- **Exercise description**:
Leave the images out and write out each entry exactly as shown.

(Data about app and page elements)
◆ ◆ ◆ ◆ ◆

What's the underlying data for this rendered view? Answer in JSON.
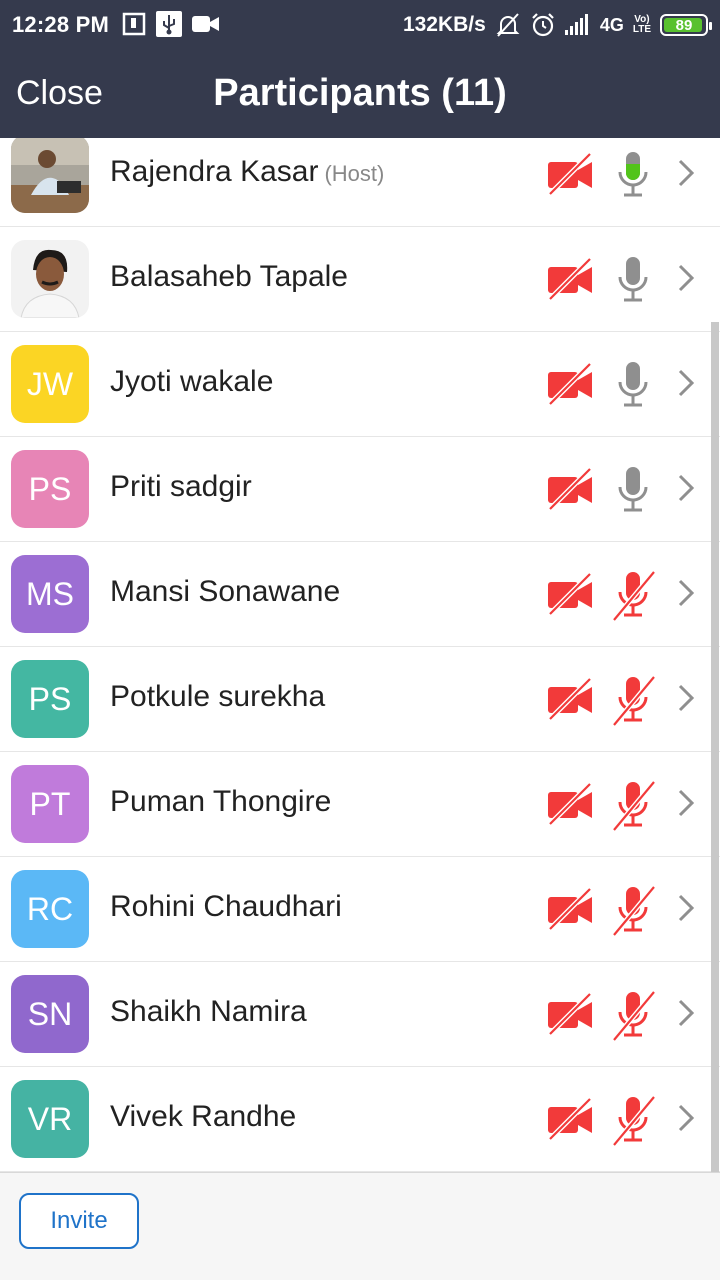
{
  "status_bar": {
    "time": "12:28 PM",
    "speed": "132KB/s",
    "network": "4G",
    "volte_top": "Vo)",
    "volte_bottom": "LTE",
    "battery": "89"
  },
  "header": {
    "close_label": "Close",
    "title": "Participants (11)"
  },
  "colors": {
    "header_bg": "#353a4d",
    "muted_red": "#f23a3a",
    "mic_active_green": "#52c41a",
    "mic_gray": "#8f8f8f",
    "invite_blue": "#1f73c9"
  },
  "participants": [
    {
      "name": "Rajendra Kasar",
      "role": "(Host)",
      "initials": "",
      "avatar_color": "",
      "photo": true,
      "video": "off",
      "mic": "speaking"
    },
    {
      "name": "Balasaheb Tapale",
      "role": "",
      "initials": "",
      "avatar_color": "",
      "photo": true,
      "video": "off",
      "mic": "on"
    },
    {
      "name": "Jyoti wakale",
      "role": "",
      "initials": "JW",
      "avatar_color": "#fbd524",
      "video": "off",
      "mic": "on"
    },
    {
      "name": "Priti sadgir",
      "role": "",
      "initials": "PS",
      "avatar_color": "#e785b6",
      "video": "off",
      "mic": "on"
    },
    {
      "name": "Mansi Sonawane",
      "role": "",
      "initials": "MS",
      "avatar_color": "#9c6ed3",
      "video": "off",
      "mic": "muted"
    },
    {
      "name": "Potkule surekha",
      "role": "",
      "initials": "PS",
      "avatar_color": "#44b7a2",
      "video": "off",
      "mic": "muted"
    },
    {
      "name": "Puman Thongire",
      "role": "",
      "initials": "PT",
      "avatar_color": "#c07bdb",
      "video": "off",
      "mic": "muted"
    },
    {
      "name": "Rohini Chaudhari",
      "role": "",
      "initials": "RC",
      "avatar_color": "#5bb8f6",
      "video": "off",
      "mic": "muted"
    },
    {
      "name": "Shaikh Namira",
      "role": "",
      "initials": "SN",
      "avatar_color": "#9068cd",
      "video": "off",
      "mic": "muted"
    },
    {
      "name": "Vivek Randhe",
      "role": "",
      "initials": "VR",
      "avatar_color": "#45b3a3",
      "video": "off",
      "mic": "muted"
    }
  ],
  "footer": {
    "invite_label": "Invite"
  }
}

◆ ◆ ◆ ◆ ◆

- **Exercise output**:
What's the underlying data for this rendered view? Answer in JSON.
{
  "status_bar": {
    "time": "12:28 PM",
    "speed": "132KB/s",
    "network": "4G",
    "volte_top": "Vo)",
    "volte_bottom": "LTE",
    "battery": "89"
  },
  "header": {
    "close_label": "Close",
    "title": "Participants (11)"
  },
  "colors": {
    "header_bg": "#353a4d",
    "muted_red": "#f23a3a",
    "mic_active_green": "#52c41a",
    "mic_gray": "#8f8f8f",
    "invite_blue": "#1f73c9"
  },
  "participants": [
    {
      "name": "Rajendra Kasar",
      "role": "(Host)",
      "initials": "",
      "avatar_color": "",
      "photo": true,
      "video": "off",
      "mic": "speaking"
    },
    {
      "name": "Balasaheb Tapale",
      "role": "",
      "initials": "",
      "avatar_color": "",
      "photo": true,
      "video": "off",
      "mic": "on"
    },
    {
      "name": "Jyoti wakale",
      "role": "",
      "initials": "JW",
      "avatar_color": "#fbd524",
      "video": "off",
      "mic": "on"
    },
    {
      "name": "Priti sadgir",
      "role": "",
      "initials": "PS",
      "avatar_color": "#e785b6",
      "video": "off",
      "mic": "on"
    },
    {
      "name": "Mansi Sonawane",
      "role": "",
      "initials": "MS",
      "avatar_color": "#9c6ed3",
      "video": "off",
      "mic": "muted"
    },
    {
      "name": "Potkule surekha",
      "role": "",
      "initials": "PS",
      "avatar_color": "#44b7a2",
      "video": "off",
      "mic": "muted"
    },
    {
      "name": "Puman Thongire",
      "role": "",
      "initials": "PT",
      "avatar_color": "#c07bdb",
      "video": "off",
      "mic": "muted"
    },
    {
      "name": "Rohini Chaudhari",
      "role": "",
      "initials": "RC",
      "avatar_color": "#5bb8f6",
      "video": "off",
      "mic": "muted"
    },
    {
      "name": "Shaikh Namira",
      "role": "",
      "initials": "SN",
      "avatar_color": "#9068cd",
      "video": "off",
      "mic": "muted"
    },
    {
      "name": "Vivek Randhe",
      "role": "",
      "initials": "VR",
      "avatar_color": "#45b3a3",
      "video": "off",
      "mic": "muted"
    }
  ],
  "footer": {
    "invite_label": "Invite"
  }
}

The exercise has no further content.